An initiative to bring together vice-chancellors from universities in India, Bangladesh and Sri Lanka besides the UK, SAAP focuses on globalisation of the student learning experience.
Briefing on the deliberations held at the partnership’s annual conference in Mysore last week where vice-chancellors and heads of various autonomous institutions participated, Thorne said south Asia, with ¼th of the world’s population, had a demand for more universities and higher seats of learning to boost its economies and development.
“India itself needs over 1,500 universities in the years to come,” he said, adding that lack of facilities for higher education was evident in the south Asian nations.
He added that SAAP intended to strengthen the relationship and network of universities in these nations as well as government and private institutions involved in the exercise.
On being asked about the programme’s priorities, Thorne said the programme aimed at giving a boost to research activities, in addition to skill and curriculum development programmes.

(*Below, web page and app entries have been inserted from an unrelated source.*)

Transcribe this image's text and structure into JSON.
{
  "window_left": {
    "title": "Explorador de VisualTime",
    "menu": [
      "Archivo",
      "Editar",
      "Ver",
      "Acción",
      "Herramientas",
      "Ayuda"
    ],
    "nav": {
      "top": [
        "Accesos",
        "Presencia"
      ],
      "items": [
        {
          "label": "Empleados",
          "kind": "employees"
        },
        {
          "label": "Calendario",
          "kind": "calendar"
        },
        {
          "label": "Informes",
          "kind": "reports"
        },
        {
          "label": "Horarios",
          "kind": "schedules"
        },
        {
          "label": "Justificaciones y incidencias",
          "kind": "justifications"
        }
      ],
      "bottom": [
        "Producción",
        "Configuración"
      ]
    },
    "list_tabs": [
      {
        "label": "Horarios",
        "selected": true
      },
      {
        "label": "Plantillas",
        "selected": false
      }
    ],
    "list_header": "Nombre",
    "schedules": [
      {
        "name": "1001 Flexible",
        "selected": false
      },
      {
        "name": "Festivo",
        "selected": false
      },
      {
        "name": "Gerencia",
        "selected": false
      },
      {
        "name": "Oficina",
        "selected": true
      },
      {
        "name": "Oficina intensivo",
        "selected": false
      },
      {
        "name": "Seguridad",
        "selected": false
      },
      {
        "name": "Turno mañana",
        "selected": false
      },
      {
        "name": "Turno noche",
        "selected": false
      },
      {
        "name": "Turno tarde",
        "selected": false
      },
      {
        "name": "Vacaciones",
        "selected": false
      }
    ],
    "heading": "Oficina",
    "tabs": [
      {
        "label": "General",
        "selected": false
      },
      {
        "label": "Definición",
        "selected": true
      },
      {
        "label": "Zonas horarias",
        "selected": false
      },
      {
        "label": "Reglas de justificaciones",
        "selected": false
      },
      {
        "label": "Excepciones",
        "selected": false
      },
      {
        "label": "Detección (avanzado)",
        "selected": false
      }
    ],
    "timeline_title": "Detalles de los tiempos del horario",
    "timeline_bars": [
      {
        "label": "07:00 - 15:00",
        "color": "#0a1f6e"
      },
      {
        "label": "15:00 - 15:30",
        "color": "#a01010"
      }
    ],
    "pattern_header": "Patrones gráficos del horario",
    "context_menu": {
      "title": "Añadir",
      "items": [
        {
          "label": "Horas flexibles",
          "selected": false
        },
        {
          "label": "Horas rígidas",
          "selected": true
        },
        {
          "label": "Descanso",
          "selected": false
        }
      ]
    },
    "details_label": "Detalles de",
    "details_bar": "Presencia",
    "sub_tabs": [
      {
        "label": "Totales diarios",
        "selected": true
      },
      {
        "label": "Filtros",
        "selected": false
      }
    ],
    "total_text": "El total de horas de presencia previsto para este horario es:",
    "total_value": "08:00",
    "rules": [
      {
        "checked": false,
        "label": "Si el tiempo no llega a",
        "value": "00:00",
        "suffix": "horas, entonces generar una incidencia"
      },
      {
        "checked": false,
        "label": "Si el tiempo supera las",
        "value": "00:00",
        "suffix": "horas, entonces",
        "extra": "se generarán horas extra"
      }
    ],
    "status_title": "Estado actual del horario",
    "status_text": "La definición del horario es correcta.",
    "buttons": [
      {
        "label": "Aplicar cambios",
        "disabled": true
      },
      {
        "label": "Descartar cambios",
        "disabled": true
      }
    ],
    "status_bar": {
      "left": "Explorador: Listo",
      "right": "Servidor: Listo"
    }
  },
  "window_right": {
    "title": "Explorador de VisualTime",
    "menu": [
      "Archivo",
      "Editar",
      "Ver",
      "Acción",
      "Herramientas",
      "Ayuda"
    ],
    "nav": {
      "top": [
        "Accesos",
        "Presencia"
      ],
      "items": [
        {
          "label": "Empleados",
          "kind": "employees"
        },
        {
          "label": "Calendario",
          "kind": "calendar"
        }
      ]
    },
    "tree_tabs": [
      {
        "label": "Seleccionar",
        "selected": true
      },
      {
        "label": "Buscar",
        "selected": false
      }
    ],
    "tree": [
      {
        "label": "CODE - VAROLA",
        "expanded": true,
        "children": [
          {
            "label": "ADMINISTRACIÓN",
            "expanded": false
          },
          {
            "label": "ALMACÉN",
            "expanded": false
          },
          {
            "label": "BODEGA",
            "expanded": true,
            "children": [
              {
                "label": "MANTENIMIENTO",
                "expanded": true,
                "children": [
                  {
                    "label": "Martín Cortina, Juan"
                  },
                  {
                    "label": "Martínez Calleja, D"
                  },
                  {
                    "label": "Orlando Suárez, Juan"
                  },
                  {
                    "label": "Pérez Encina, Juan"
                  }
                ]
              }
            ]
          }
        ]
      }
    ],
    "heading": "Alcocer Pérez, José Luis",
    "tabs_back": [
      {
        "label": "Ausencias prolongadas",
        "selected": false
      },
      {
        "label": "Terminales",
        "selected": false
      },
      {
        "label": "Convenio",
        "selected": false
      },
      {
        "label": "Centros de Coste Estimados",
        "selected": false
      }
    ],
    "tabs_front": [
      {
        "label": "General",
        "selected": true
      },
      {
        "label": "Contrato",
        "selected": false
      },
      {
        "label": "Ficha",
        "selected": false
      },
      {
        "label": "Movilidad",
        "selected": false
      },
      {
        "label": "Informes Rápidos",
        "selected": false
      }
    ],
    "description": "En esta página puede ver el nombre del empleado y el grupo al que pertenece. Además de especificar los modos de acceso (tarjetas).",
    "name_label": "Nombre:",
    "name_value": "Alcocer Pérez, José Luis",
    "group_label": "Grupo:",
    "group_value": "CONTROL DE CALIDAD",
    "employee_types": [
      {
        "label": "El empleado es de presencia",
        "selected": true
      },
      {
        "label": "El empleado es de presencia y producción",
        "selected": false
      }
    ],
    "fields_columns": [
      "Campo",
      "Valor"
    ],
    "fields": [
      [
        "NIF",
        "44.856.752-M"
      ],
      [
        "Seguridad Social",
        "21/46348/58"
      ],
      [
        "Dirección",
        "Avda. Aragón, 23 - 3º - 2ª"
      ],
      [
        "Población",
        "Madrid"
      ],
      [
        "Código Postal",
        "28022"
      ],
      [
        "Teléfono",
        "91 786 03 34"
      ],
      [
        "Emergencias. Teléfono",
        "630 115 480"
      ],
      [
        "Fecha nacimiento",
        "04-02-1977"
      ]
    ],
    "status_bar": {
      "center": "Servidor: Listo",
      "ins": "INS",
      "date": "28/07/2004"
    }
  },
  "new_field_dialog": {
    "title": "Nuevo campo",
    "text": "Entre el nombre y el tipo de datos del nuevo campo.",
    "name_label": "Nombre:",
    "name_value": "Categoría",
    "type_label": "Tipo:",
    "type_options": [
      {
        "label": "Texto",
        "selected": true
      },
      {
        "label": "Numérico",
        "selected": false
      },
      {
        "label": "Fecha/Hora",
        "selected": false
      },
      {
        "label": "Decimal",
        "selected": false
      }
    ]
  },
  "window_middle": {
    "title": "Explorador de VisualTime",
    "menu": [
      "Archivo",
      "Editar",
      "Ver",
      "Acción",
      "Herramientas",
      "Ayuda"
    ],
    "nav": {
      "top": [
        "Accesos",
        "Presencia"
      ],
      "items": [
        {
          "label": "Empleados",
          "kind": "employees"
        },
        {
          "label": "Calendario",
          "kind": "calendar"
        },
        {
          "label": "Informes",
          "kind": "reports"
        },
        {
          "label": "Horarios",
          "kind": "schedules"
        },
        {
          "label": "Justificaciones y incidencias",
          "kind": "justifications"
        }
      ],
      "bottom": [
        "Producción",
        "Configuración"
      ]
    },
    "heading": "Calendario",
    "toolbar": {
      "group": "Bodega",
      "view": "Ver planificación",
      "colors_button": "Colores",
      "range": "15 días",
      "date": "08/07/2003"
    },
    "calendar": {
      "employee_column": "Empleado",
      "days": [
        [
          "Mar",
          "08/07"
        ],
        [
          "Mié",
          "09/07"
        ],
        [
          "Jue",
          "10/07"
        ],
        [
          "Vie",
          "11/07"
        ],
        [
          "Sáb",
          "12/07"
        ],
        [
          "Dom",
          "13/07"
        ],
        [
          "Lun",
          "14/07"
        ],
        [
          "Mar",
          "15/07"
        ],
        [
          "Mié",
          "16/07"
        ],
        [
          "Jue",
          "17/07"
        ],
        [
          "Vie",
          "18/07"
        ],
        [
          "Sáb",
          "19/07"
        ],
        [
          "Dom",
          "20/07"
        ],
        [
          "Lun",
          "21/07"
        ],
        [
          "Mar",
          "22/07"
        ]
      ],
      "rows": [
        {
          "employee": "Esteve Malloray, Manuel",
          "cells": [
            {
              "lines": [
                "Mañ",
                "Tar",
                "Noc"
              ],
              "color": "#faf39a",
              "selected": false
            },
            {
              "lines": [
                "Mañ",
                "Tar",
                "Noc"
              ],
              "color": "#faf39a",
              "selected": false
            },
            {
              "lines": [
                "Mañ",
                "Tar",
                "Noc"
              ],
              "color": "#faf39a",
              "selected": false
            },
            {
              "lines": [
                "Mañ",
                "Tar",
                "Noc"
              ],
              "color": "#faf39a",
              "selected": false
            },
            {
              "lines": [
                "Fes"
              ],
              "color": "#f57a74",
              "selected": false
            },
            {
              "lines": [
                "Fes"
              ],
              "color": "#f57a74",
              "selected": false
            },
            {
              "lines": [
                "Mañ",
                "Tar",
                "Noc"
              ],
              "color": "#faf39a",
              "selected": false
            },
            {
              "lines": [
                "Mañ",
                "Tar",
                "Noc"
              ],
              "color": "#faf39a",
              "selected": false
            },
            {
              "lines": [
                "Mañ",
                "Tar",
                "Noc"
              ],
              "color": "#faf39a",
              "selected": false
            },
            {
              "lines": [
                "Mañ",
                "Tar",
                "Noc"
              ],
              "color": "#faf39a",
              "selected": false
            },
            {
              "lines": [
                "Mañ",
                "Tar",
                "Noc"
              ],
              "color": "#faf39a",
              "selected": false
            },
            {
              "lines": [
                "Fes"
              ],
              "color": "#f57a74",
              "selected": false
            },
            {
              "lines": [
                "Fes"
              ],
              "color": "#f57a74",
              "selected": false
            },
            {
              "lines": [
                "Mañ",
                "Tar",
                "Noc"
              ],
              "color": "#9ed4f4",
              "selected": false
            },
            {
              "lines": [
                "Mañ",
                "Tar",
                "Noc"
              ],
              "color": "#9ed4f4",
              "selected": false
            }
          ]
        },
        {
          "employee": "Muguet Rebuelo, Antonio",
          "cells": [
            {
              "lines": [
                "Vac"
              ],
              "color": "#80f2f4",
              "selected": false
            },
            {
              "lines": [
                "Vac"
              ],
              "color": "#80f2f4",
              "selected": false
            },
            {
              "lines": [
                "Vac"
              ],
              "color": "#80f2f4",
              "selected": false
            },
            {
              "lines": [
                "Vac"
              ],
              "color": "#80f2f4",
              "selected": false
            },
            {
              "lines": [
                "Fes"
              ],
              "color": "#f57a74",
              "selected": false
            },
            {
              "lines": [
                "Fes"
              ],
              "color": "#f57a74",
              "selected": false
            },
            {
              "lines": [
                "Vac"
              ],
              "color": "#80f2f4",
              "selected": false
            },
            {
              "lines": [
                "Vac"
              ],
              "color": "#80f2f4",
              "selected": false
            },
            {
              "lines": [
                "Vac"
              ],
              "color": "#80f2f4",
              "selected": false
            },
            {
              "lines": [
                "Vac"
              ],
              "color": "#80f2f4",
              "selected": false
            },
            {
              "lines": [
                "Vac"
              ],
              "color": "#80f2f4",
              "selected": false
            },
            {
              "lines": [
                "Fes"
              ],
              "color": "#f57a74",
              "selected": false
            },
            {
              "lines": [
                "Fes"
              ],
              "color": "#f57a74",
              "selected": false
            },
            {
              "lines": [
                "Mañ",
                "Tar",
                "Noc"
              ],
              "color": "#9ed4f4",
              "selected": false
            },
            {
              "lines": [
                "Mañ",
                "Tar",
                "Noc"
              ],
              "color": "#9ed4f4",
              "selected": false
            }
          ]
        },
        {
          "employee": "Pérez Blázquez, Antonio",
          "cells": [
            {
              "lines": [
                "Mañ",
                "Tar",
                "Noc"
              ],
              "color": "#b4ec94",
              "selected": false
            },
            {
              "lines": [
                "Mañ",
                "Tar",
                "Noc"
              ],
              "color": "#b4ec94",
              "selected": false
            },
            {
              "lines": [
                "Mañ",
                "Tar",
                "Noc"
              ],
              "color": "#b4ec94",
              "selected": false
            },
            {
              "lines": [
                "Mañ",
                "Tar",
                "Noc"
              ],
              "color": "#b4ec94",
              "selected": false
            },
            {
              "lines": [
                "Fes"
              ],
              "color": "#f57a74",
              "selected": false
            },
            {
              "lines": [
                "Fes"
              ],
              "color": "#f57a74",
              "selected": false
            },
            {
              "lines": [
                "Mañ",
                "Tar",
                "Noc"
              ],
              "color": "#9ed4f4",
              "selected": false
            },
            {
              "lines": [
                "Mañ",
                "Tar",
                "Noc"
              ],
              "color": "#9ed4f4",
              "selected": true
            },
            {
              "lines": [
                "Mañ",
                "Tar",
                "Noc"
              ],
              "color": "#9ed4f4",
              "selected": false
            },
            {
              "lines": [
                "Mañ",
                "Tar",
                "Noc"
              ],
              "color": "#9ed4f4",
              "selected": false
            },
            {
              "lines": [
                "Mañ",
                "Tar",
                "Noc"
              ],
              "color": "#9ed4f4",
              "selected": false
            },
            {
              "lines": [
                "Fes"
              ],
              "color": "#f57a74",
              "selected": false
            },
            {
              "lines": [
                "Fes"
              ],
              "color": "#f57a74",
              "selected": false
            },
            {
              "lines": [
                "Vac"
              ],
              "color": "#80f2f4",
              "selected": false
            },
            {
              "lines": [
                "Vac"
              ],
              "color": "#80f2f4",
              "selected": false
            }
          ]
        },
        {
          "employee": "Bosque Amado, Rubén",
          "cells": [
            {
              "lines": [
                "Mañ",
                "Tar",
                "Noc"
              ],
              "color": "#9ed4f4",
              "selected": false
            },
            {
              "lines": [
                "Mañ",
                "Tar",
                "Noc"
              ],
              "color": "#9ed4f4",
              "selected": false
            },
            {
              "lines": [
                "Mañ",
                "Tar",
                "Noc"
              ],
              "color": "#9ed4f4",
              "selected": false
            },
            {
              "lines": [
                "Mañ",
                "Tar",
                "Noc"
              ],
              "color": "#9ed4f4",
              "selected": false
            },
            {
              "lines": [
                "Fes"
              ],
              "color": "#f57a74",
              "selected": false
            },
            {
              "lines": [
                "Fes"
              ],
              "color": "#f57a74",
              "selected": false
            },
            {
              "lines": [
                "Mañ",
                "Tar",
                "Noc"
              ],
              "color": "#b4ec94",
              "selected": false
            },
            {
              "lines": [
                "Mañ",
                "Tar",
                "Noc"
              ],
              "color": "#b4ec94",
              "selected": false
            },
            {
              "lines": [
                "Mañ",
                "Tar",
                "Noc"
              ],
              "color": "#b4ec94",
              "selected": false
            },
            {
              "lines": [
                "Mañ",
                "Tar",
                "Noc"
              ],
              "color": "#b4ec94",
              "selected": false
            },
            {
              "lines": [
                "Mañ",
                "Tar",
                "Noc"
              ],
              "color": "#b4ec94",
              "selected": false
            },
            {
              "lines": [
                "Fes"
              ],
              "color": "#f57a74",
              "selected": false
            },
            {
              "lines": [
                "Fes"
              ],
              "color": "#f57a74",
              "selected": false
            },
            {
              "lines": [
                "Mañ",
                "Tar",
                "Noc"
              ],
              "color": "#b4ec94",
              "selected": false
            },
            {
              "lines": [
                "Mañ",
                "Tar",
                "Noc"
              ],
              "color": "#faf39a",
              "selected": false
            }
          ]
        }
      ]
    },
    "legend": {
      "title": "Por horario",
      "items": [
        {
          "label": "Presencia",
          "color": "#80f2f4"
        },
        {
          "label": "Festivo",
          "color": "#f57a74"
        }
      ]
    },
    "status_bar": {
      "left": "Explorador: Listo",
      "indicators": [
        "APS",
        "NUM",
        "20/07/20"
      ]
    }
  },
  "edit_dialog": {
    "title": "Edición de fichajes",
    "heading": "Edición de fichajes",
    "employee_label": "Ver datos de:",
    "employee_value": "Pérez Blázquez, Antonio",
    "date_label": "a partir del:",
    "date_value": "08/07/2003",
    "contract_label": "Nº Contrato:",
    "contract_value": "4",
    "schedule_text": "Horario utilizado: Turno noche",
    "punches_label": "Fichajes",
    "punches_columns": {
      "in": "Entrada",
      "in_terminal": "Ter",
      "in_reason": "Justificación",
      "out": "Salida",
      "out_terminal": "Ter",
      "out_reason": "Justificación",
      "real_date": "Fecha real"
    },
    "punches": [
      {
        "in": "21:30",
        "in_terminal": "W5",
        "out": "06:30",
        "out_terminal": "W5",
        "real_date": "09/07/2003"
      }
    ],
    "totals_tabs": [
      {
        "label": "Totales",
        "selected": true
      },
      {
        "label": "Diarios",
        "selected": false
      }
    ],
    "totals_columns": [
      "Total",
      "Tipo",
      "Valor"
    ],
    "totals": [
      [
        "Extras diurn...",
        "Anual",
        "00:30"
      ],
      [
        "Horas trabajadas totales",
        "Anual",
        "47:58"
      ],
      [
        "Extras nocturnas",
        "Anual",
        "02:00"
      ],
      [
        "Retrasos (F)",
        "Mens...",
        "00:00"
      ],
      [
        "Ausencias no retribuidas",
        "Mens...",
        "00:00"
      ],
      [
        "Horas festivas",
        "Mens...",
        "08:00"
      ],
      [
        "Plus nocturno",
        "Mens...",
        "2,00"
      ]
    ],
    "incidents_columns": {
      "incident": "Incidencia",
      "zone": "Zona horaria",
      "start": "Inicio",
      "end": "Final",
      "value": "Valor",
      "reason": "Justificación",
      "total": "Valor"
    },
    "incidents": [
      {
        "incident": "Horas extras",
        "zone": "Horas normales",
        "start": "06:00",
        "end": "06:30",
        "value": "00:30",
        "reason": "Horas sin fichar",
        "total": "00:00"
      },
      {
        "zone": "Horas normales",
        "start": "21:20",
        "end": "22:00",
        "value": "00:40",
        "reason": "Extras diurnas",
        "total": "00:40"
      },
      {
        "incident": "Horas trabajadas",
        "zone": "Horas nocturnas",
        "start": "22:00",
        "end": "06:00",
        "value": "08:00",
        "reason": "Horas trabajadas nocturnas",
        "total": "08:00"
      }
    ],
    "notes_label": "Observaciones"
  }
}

“Quality research always contributes to a country’s economic development and institutions, besides providing a network of higher education, should concentrate on quality research in their universities. SAAP decides to work on this elaborately in the time to come,” he said.
When questioned if the quality of research in south Asian universities was up to the mark, Thorne mentioned Amity University which has been receiving maximum funds for research from European nations and added that these nations would not invest money without the guarantee that it was being used fruitfully.
He also revealed how the members of SAAP had common factors such as need for international partnerships by universities, helping students become global citizens, economic development and making students employable, and these factors helped them come up with constructive solutions.
He also pointed out the rising concern among Indian universities about receiving support from the government and said the concern was justified as investment in education ensured returns.
Thorne added that the partnership was also a result of a host of challenges the south Asian countries were facing. Scarcity of expert academicians, higher teacher-student ratios and a shortage of research output, both in terms of quantity and quality, were the shortcomings he pointed out.
He added the problems were especially common in India, where soon, more than half of the population will be under the age of 25 and the middle class will grow to accommodate more than 500 million people.
In India, the universities currently involved in the partnership are a selection of publicly funded and private institutions, each with a unique area of expertise, experience and expectation.
Amrita Institute of Medical Sciences, Bharathiar University, University of Calcutta, Chitkara University, DY Patil University, University of Mumbai and the University of Mysore are included in the list.
As part of the Knowledge Economy Partnership project, Anglia Ruskin University will also establish
a joint centre of excellence in public health, based at the Amrita Institute of Medical Sciences in India and Anglia Ruskin University in the UK.